- WHAT THE TASK REQUIRES
Check each line below for the word "name", and copy those that have it.

[STUDY MATERIAL Boundary: Start]

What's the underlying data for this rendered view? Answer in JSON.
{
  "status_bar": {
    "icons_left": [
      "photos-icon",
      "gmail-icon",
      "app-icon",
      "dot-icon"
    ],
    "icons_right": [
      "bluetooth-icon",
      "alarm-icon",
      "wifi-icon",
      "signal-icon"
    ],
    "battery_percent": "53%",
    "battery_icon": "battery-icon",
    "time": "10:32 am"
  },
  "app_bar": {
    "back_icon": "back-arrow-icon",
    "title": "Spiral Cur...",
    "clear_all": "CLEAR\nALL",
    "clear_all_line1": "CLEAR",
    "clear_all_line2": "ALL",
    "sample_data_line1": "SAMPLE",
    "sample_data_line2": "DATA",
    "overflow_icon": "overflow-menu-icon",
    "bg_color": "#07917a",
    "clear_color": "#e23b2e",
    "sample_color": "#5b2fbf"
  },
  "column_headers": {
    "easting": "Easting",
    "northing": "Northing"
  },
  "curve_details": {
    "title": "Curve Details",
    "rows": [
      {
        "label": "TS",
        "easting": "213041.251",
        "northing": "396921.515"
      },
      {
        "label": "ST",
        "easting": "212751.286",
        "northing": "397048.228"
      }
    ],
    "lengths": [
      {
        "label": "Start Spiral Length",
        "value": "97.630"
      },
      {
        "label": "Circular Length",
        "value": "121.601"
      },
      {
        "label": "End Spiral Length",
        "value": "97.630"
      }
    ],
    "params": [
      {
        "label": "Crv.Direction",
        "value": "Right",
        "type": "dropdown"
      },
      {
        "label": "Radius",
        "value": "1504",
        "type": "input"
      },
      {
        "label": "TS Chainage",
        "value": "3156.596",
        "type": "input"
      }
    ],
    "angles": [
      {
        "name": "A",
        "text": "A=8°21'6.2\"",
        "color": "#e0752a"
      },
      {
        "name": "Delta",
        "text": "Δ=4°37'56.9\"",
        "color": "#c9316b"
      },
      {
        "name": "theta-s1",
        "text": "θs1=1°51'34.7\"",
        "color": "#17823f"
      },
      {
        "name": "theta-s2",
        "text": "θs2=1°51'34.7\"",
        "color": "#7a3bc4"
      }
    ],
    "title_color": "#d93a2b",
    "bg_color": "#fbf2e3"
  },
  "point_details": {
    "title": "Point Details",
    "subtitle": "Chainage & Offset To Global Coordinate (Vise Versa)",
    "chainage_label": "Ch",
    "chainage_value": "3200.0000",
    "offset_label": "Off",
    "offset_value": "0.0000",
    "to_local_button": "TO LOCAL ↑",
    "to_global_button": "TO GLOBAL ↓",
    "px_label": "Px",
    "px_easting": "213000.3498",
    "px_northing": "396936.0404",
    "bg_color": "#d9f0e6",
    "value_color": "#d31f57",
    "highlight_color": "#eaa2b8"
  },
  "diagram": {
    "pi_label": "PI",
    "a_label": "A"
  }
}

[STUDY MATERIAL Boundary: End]

- EXERCISE RESULT
        "name": "A",
        "name": "Delta",
        "name": "theta-s1",
        "name": "theta-s2",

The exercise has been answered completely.